And while I would NOT want to go back to that implied separation between the Church and the world – I do value the notion that we need precious buildings like this to provide a “powerhouse of prayer” – to enable us to go into the world around us with confidence and clarity of vision.

That notion was very much a part of the Church’s dramatic revival in the 19th century and I think it’s still relevant to us.

One of the things that impressed me coming here was the fact that we do maintain daily prayer here – that there are lay people willing both to lead and attend worship throughout the week. That matters hugely to me – even when I’m not here – to know that the whisper of prayer is alive and constant.

And I’d encourage those of you who are not at work at 9.30 in the morning to consider joining us – even once in a while – to add YOUR voice to those prayers.

Secondly, what we can ALL do is encourage others to come here…

We spoke at our Annual Meeting this year about making it a priority to “invite” people – to our services and to other events.

With everything else on the horizon, I fear that aspiration may have fallen of the agenda in recent months – but perhaps we can start to think more seriously about it again.

Who are the people that YOU know well – who might just enjoy half an hour here on a Tuesday morning at The Coffee Corner? Who near you needs to know about the All Souls’ service in a few weeks? Do you have any neighbours who have never been to church here, or may have had bad experiences of church in the past, but could now be encouraged with a friendly word?

The best way of bringing the life of the world into our worship, the best way of demonstrating our continued relevance and commitment to the community around us – the best way of listening to and responding to the needs of our neighbours is to invite them here with us – so that we can listen to each other.

I think it is at our founders’ request that words painted high above you include the phrase “My house shall be a house of prayer”.

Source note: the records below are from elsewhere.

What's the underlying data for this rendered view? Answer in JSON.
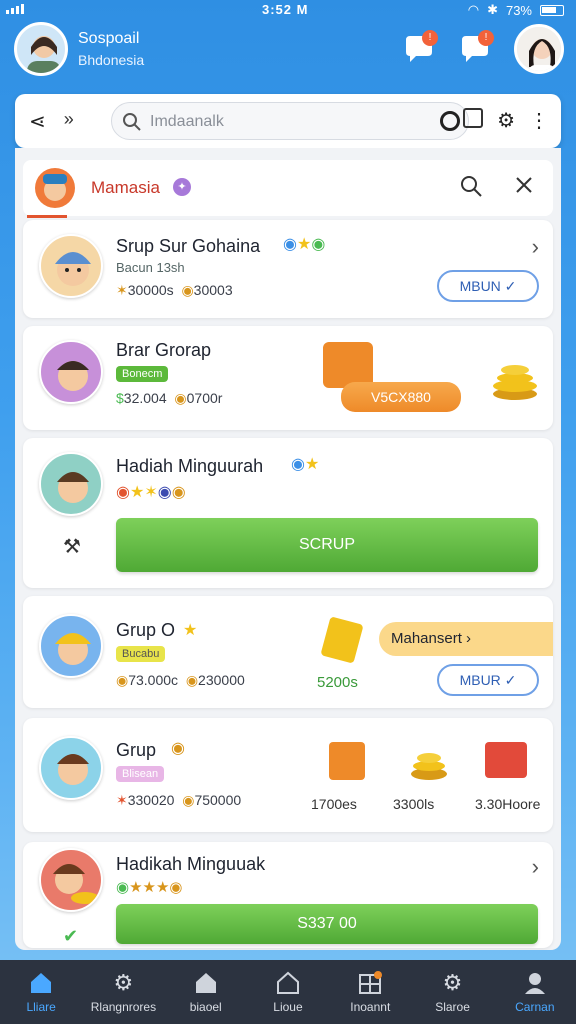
{
  "status": {
    "time": "3:52 M",
    "battery": "73%"
  },
  "profile": {
    "name": "Sospoail",
    "location": "Bhdonesia"
  },
  "search": {
    "placeholder": "Imdaanalk"
  },
  "panel": {
    "title": "Mamasia"
  },
  "cards": [
    {
      "title": "Srup Sur Gohaina",
      "sub": "Bacun 13sh",
      "stat1": "30000s",
      "stat2": "30003",
      "button": "MBUN"
    },
    {
      "title": "Brar Grorap",
      "tag": "Bonecm",
      "stat1": "32.004",
      "stat2": "0700r",
      "reward": "V5CX880"
    },
    {
      "title": "Hadiah Minguurah",
      "button": "SCRUP"
    },
    {
      "title": "Grup O",
      "tag": "Bucabu",
      "stat1": "73.000c",
      "stat2": "230000",
      "badge": "Mahansert",
      "amount": "5200s",
      "button": "MBUR"
    },
    {
      "title": "Grup",
      "tag": "Blisean",
      "stat1": "330020",
      "stat2": "750000",
      "rewards": [
        "1700es",
        "3300ls",
        "3.30Hoore"
      ]
    },
    {
      "title": "Hadikah Minguuak",
      "button": "S337 00"
    }
  ],
  "nav": [
    {
      "label": "Lliare",
      "icon": "home-icon"
    },
    {
      "label": "Rlangnrores",
      "icon": "gear-icon"
    },
    {
      "label": "biaoel",
      "icon": "house-icon"
    },
    {
      "label": "Lioue",
      "icon": "building-icon"
    },
    {
      "label": "Inoannt",
      "icon": "grid-icon"
    },
    {
      "label": "Slaroe",
      "icon": "share-icon"
    },
    {
      "label": "Carnan",
      "icon": "user-icon"
    }
  ],
  "colors": {
    "accent": "#2f8fe3",
    "green": "#5cb93b",
    "orange": "#ee8a29",
    "nav_bg": "#2c3340"
  }
}
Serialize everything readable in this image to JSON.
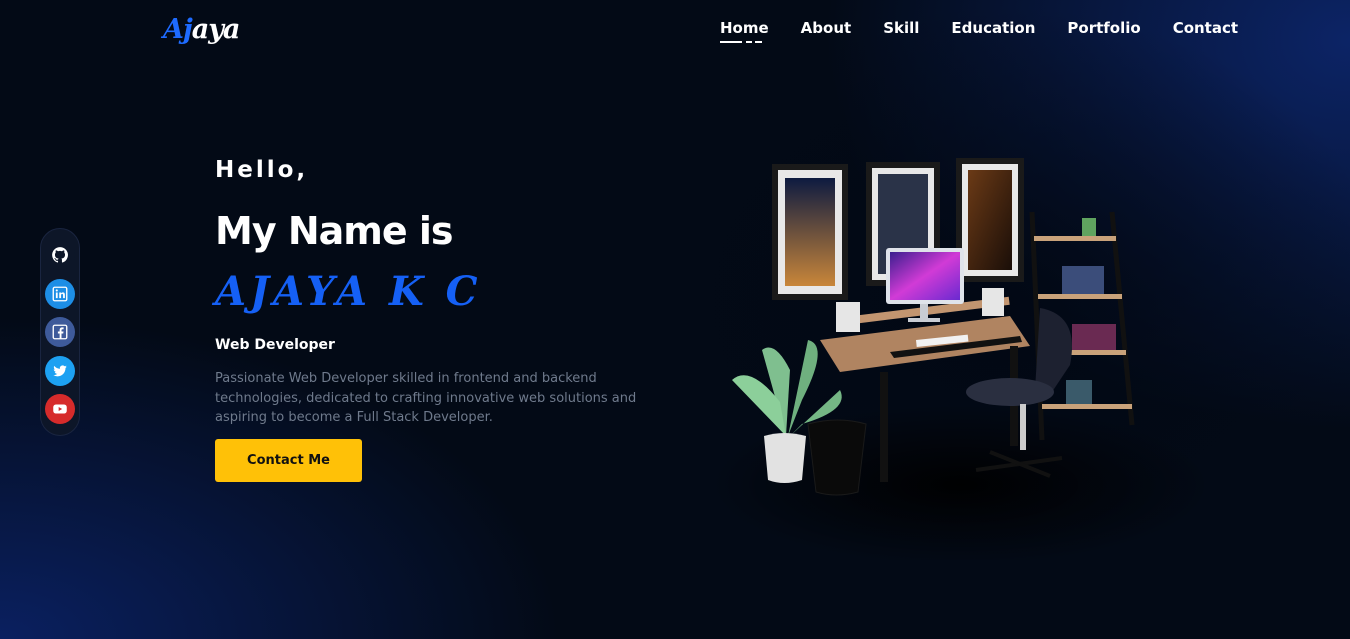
{
  "header": {
    "logo_part1": "Aj",
    "logo_part2": "aya",
    "nav": [
      {
        "label": "Home",
        "active": true
      },
      {
        "label": "About",
        "active": false
      },
      {
        "label": "Skill",
        "active": false
      },
      {
        "label": "Education",
        "active": false
      },
      {
        "label": "Portfolio",
        "active": false
      },
      {
        "label": "Contact",
        "active": false
      }
    ]
  },
  "social": [
    {
      "icon": "github-icon"
    },
    {
      "icon": "linkedin-icon"
    },
    {
      "icon": "facebook-icon"
    },
    {
      "icon": "twitter-icon"
    },
    {
      "icon": "youtube-icon"
    }
  ],
  "hero": {
    "greeting": "Hello,",
    "intro": "My Name is",
    "name": "AJAYA K C",
    "role": "Web Developer",
    "description": "Passionate Web Developer skilled in frontend and backend technologies, dedicated to crafting innovative web solutions and aspiring to become a Full Stack Developer.",
    "cta_label": "Contact Me"
  },
  "colors": {
    "accent_blue": "#1560f5",
    "cta_yellow": "#ffc107",
    "background": "#030a16"
  }
}
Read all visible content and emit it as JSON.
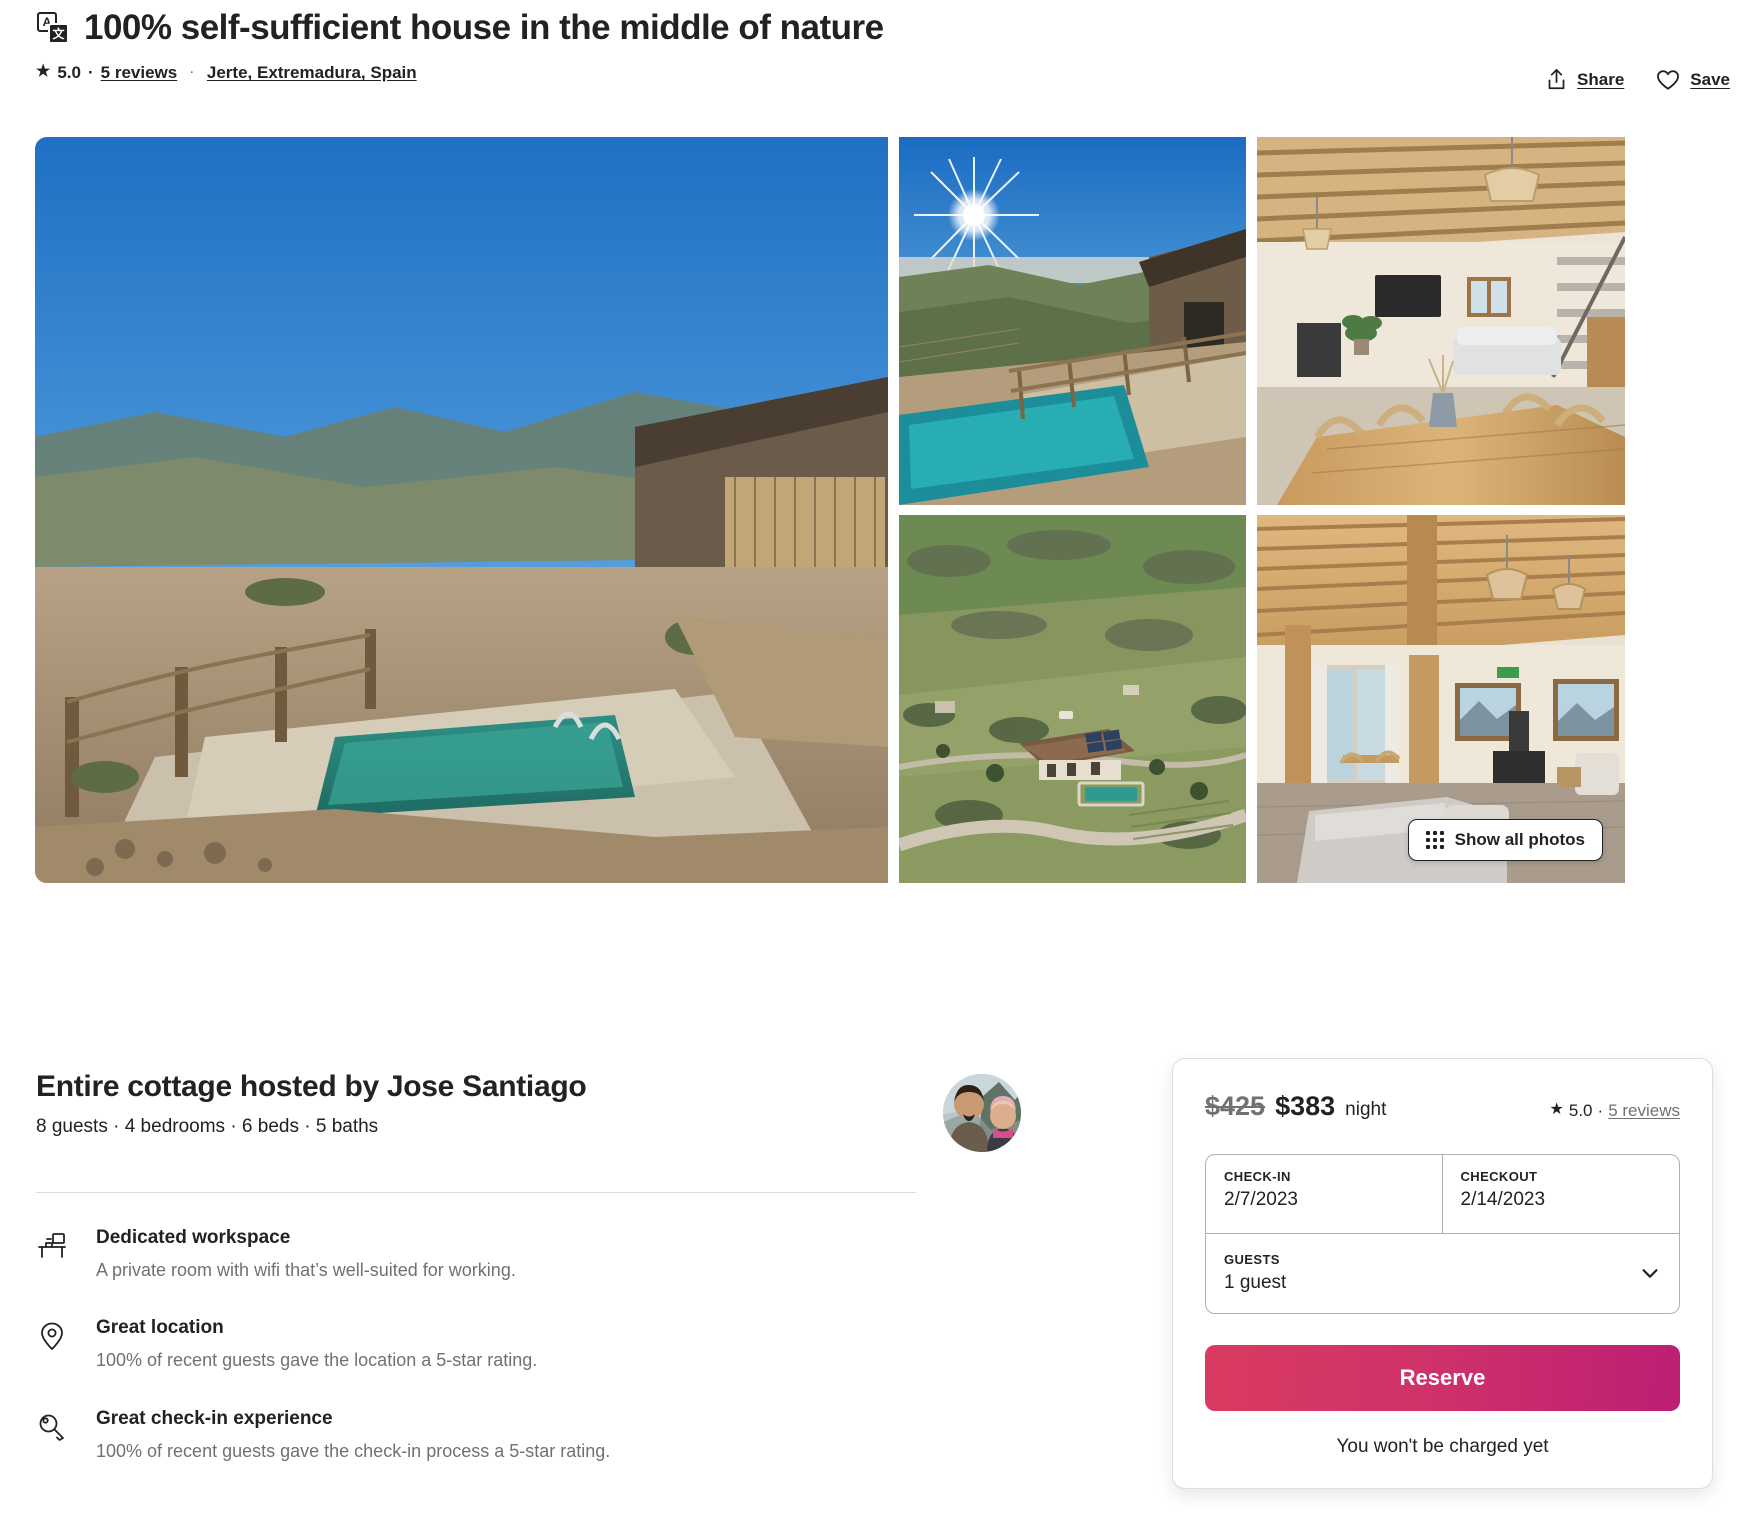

May that aspiration be both our starting point and our goal – may our prayers here inspire us and strengthen us to take the gospel to all who will hear and enable us to draw them into this house – to blend their prayers with ours and with all those who have worshipped here before us.